Wednesday, February 11, 2015

Outwitting the Devil: The Secret to Freedom and Success by Napoleon Hill

Outwitting the Devil: The Secret to Freedom and SuccessOutwitting the Devil: The Secret to Freedom and Success by Napoleon Hill
My rating: 3 of 5 stars

I liked this book for several reasons. One, it was fairly quick. Two, his conversation with the devil added some depth to the text, as opposed to a text book explanation of what he had come to discover over his life. So why only 3 of 5 stars? Well, I may be over simplifying things, but I really can boil the main message down to three things: Have goals (be definite), create habits that support your goals, and don't drift--go after your goals. Yes, I understand that he gave us seven key points in the book, but I think several of those really roll up under one of the other categories of the other. Is this worth your time? Yes. Will it change your life? Maybe. If you are operating without clear goals and just drifting through this period of your life, then this may be just the wake up call you need.

Monday, February 9, 2015

The Well of Ascension (Mistborn 2) by Brandon Sanderson

The Well of Ascension (Mistborn, #2)The Well of Ascension by Brandon Sanderson
My rating: 5 of 5 stars

Following a fantastic opening book such as The Final Empire, there is always a fear that the next one won't be so good. That the author can't keep the pace, plot twists, and action going. The Well of Ascension put all of that aside for me. The characters continued to grow, and I don't remember a single time being pulled out of the story thinking, "that guy wouldn't have said or done that." The overall plot is also completely supported, with very few holes, although with plenty of intrigue for the final book in the series.

If I were to lodge a small complaint, it would be with the mechanics of allomancy.

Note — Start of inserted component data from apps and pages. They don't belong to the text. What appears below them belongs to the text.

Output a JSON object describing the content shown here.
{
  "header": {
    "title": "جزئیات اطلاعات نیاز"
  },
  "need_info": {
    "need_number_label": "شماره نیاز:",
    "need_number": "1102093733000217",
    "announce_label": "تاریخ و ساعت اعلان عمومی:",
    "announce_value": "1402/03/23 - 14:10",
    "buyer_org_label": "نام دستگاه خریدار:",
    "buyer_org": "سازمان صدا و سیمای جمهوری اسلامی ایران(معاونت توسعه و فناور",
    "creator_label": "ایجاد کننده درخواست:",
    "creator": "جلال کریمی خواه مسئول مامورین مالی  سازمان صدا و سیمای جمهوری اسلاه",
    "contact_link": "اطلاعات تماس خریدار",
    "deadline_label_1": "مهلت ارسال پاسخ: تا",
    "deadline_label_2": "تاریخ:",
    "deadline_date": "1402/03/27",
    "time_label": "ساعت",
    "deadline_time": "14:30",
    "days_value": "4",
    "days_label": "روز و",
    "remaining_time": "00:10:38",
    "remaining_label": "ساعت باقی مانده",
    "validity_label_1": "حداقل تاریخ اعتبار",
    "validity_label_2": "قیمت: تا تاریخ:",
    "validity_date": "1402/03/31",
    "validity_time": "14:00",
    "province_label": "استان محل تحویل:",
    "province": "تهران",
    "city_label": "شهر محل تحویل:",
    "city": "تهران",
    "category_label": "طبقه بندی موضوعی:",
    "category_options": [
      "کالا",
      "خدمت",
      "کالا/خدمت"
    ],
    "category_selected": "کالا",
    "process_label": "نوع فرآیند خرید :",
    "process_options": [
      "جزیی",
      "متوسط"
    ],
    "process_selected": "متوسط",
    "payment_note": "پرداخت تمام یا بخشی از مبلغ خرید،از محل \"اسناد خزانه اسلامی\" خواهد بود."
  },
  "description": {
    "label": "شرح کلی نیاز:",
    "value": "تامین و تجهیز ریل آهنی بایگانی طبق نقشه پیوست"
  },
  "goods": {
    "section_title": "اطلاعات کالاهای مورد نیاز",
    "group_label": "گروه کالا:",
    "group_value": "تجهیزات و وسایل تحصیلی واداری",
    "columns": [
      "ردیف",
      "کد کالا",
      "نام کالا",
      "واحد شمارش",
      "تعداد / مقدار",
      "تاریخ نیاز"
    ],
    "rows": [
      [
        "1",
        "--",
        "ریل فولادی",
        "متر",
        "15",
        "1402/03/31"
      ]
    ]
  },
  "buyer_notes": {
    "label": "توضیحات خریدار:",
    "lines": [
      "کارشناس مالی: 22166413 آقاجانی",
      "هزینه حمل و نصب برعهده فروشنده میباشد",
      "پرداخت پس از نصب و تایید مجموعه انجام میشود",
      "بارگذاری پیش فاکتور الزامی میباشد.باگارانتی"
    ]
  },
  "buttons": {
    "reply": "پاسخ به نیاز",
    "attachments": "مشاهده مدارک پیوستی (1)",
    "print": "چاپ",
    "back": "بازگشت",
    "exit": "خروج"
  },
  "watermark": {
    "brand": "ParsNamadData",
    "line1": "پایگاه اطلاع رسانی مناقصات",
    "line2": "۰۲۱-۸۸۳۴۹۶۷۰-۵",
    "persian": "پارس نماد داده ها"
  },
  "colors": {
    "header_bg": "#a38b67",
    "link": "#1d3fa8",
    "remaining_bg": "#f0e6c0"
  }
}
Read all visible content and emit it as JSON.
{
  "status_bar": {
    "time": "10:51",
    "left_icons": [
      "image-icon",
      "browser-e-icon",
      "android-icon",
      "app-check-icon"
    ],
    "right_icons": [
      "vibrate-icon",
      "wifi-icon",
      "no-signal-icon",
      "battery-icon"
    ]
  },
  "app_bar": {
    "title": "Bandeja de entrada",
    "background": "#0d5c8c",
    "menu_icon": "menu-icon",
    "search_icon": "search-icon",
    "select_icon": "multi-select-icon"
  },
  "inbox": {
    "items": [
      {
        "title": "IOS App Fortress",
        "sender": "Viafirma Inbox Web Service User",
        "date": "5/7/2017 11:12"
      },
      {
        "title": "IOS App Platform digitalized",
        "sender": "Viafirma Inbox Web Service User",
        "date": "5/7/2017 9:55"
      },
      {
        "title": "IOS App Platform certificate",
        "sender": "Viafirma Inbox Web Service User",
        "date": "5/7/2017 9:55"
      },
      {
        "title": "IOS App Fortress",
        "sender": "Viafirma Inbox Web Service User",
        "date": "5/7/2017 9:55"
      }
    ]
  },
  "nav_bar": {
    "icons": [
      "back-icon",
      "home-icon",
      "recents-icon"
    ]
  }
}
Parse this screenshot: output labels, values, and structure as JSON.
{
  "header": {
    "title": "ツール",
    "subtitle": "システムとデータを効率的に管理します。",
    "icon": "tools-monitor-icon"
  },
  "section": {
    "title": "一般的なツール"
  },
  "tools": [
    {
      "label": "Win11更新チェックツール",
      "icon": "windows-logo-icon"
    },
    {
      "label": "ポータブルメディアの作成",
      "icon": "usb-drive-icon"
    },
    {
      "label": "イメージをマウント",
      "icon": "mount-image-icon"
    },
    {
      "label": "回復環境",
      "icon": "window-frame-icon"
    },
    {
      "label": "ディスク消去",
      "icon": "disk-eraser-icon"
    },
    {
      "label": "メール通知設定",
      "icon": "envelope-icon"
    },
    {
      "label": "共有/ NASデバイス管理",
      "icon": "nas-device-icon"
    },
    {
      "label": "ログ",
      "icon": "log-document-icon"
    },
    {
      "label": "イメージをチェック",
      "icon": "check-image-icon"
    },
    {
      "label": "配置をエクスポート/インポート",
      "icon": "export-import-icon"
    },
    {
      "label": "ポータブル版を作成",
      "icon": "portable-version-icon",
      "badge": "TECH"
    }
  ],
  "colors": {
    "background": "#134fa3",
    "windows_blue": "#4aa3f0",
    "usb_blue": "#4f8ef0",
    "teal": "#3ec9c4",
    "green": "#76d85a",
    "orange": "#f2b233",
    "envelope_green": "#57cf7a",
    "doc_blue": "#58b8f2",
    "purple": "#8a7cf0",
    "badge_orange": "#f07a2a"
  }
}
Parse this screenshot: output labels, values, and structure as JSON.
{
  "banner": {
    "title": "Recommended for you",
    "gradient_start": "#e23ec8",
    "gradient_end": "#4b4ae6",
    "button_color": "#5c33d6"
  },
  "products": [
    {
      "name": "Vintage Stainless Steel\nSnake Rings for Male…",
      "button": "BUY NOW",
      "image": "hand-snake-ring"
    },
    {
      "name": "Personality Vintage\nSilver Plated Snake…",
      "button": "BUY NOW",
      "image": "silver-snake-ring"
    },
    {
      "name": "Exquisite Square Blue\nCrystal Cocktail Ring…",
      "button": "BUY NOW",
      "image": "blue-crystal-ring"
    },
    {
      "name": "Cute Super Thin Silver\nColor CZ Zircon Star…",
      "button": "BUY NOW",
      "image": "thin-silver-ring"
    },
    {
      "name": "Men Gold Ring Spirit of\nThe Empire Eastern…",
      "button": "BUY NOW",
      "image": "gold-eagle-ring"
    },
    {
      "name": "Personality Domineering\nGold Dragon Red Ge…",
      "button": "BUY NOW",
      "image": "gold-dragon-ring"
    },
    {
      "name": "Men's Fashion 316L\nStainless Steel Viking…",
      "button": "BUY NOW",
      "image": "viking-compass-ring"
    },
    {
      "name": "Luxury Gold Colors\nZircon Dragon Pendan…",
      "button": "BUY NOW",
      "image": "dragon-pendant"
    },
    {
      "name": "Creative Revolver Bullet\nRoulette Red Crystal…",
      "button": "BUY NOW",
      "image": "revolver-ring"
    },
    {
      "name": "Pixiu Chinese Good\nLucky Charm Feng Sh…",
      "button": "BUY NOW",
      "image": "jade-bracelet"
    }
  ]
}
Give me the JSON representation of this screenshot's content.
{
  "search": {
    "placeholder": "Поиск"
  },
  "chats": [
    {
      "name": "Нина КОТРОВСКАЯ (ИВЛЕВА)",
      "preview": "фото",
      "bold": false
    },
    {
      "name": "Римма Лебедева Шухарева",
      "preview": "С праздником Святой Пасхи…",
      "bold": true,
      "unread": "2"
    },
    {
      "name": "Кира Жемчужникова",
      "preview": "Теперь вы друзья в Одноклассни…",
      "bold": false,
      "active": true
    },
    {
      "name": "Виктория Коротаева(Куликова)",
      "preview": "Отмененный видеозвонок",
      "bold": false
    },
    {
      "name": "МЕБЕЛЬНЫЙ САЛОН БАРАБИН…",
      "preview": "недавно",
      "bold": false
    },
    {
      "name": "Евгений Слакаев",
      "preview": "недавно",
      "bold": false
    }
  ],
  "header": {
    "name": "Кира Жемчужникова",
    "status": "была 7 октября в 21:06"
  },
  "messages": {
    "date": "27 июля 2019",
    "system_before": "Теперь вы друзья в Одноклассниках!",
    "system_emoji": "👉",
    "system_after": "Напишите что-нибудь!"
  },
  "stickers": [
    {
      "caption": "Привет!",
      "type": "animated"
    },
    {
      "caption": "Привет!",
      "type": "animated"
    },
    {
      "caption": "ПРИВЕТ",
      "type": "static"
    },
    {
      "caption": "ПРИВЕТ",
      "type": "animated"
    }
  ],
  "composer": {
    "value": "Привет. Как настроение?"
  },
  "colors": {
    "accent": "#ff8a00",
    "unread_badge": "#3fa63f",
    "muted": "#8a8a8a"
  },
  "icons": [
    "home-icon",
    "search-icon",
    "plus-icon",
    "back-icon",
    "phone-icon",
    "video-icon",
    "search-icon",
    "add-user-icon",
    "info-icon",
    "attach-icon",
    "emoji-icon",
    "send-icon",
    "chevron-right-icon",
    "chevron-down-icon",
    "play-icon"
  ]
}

Again, it is a sign of respect, and a huge compliment in my mind, to have people get so into your world to have nerdy concerns about some of the mechanics. So here we go: If I push off of something, and it is anchored, or against the ground, I can push away and my body would fly the opposite direction. Got it. But a coin lying on the ground is not anchored. Pushing even slightly to the side would send the coin skidding over cobblestones to one side or the other. I think Kelsier explained this to Vin in the first book, but as they continue to fly around, I don't think it would be plausible to do what they do. Again, I don't see this as a huge negative. Skeptics like myself have even more questions about how the real world works, so my question is another sign of just how good this book is.

Tuesday, February 3, 2015

The Challenger Sale: Taking Control of the Customer Conversation by Matthew Dixon

The Challenger Sale: Taking Control of the Customer ConversationThe Challenger Sale: Taking Control of the Customer Conversation by Matthew Dixon
My rating: 2 of 5 stars

The Challenger Sale is not a bad book, especially when directed to the right audience, but that is where I had trouble with it. I picked it up as a general manager of a small business, and found that although some of the ideas were good, and the research interesting, it was not very applicable in my situation. It would be better directed toward sales managers in established organizations. The method it promotes is to control the sale by way challenging the customer, and I like that approach. However, so much of small business is about learning about the customer that I can't see where this would be a better overall approach. I can't have our sales team out challenging our customers all day, not because I fear they would be over bearing, but because I know we would miss opportunities to hear from the customer. In a small business, the sales function isn't just about sales. It is market research, product development and R&D all at once.

I got the most value from the general concept that the challenger persona is the real winner in sales, not the relationship builder. Their research was compelling, but even more importantly the examples resonated with my own experience. For those 20 pages I took notes, and took pictures of the graphs, and I think I can incorporate those insights into my business. And then there was the rest of the book.

The rest of the book is really a conglomerate of a few other known skillsets. Take the Crucial Conversations material and combine it with a good negotiation book, such as Getting Past No, and you well over 50% of the way there on this material. With that in mind, this would have been better as a 90 page pamphlet, outlining their research and what it discovered.